Directions:
Each line of the data below that carries the word "random" needs to be copied.

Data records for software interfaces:
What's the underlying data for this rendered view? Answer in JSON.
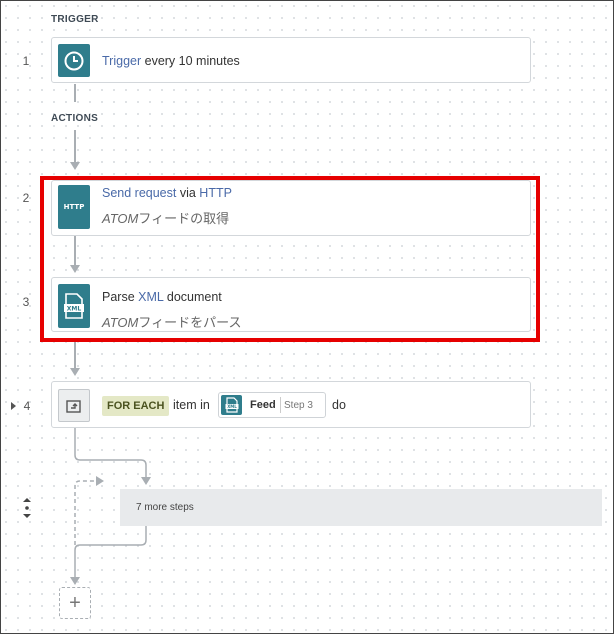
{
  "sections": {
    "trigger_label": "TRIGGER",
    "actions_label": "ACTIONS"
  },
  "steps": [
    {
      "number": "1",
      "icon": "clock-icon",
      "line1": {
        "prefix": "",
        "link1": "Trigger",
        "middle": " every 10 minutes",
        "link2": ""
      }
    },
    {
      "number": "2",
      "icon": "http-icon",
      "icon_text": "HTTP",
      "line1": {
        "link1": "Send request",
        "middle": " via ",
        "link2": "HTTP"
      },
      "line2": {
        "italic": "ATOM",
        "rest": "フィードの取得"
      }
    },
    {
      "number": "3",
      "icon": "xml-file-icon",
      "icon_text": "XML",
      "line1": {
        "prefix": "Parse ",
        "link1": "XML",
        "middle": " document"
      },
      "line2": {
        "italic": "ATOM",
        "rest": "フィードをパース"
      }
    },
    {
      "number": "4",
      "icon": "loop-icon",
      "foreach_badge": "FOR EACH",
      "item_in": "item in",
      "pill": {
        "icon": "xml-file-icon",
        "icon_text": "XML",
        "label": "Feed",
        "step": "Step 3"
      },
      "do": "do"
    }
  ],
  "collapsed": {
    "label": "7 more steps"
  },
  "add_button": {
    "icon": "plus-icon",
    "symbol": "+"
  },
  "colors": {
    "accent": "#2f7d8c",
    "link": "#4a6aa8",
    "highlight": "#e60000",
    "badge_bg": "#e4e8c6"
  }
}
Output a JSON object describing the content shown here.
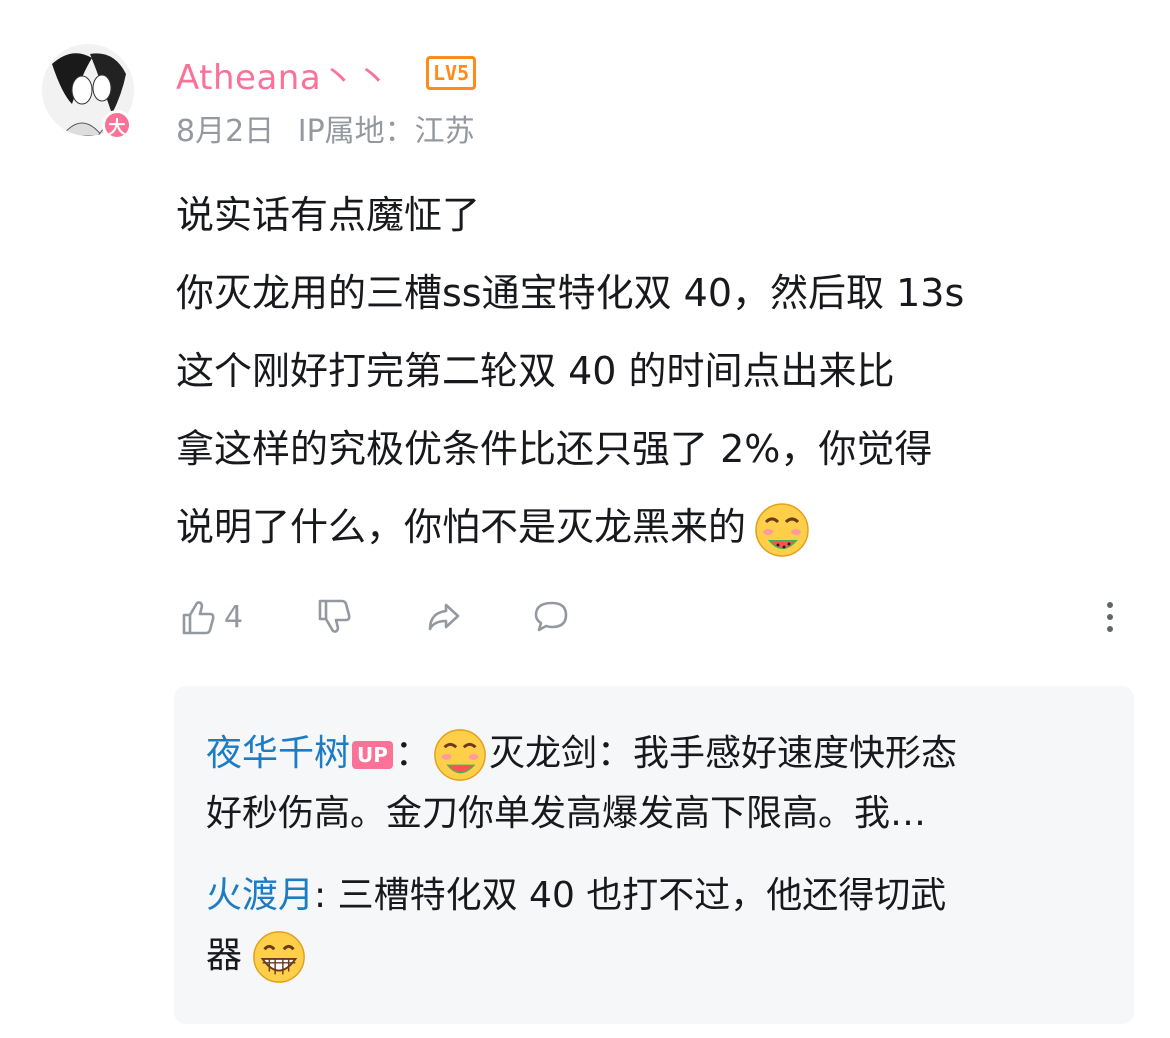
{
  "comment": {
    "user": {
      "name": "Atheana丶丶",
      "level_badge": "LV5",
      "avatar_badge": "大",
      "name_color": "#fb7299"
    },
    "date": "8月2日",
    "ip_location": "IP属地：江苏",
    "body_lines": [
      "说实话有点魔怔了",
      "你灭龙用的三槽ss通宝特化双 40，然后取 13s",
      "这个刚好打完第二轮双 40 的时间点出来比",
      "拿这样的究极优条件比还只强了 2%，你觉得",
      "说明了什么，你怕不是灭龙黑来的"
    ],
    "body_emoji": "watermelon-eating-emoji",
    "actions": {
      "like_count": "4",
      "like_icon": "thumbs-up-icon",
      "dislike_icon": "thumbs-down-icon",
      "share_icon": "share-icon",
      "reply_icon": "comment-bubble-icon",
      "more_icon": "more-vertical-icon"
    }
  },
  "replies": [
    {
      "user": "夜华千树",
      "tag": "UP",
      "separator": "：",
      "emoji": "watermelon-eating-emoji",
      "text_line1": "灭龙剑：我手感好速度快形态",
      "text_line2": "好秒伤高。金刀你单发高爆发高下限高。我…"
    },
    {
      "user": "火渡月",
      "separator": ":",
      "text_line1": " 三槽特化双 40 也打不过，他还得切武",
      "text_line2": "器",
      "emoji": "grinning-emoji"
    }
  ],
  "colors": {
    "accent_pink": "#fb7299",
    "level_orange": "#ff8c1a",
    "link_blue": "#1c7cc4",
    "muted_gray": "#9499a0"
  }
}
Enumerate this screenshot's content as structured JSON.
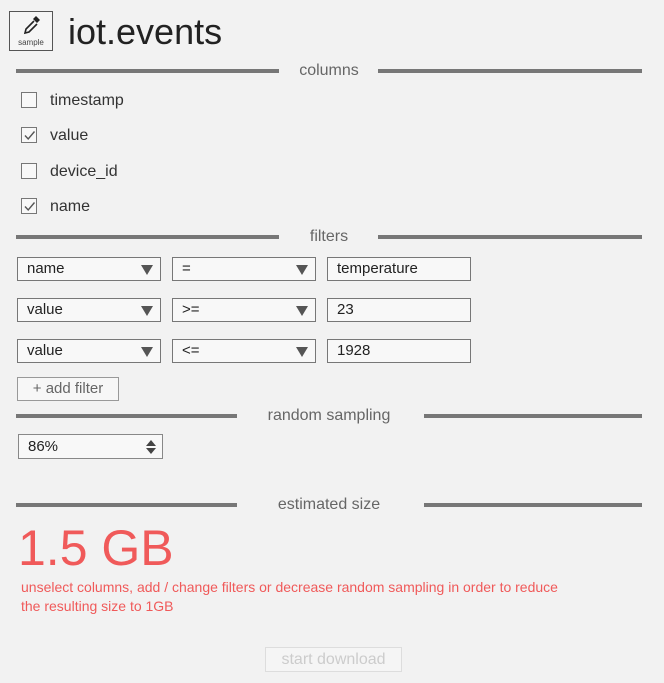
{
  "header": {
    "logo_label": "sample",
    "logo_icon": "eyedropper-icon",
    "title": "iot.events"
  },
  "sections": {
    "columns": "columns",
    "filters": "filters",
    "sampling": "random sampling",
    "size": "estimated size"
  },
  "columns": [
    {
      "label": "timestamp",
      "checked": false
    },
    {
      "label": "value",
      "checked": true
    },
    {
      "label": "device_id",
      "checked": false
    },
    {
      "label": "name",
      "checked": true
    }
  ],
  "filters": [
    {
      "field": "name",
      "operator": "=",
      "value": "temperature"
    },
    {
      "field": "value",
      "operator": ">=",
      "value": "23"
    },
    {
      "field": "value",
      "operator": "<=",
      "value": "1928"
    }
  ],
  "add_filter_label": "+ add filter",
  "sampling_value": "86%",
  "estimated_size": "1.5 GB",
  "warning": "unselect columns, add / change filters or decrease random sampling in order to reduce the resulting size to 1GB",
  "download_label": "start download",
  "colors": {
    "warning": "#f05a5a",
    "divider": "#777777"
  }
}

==

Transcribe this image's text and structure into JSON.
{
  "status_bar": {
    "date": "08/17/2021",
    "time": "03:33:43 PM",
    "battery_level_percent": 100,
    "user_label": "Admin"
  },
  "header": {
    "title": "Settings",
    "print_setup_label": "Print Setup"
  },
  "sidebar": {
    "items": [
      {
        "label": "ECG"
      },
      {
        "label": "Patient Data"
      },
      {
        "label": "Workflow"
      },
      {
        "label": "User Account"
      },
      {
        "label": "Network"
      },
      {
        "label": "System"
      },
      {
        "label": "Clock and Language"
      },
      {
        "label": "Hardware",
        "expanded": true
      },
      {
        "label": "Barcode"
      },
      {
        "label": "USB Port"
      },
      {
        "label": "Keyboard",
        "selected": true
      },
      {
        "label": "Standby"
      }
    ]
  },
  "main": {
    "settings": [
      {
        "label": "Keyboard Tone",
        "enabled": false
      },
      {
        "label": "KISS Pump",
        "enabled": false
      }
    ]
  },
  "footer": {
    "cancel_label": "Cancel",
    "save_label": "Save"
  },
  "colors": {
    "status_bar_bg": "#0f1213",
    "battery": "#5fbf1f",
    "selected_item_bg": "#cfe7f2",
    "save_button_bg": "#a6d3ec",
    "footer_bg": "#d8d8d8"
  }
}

Answer box:
    "sampling": "random sampling",
  "warning": "unselect columns, add / change filters or decrease random sampling in order to reduce the resulting size to 1GB",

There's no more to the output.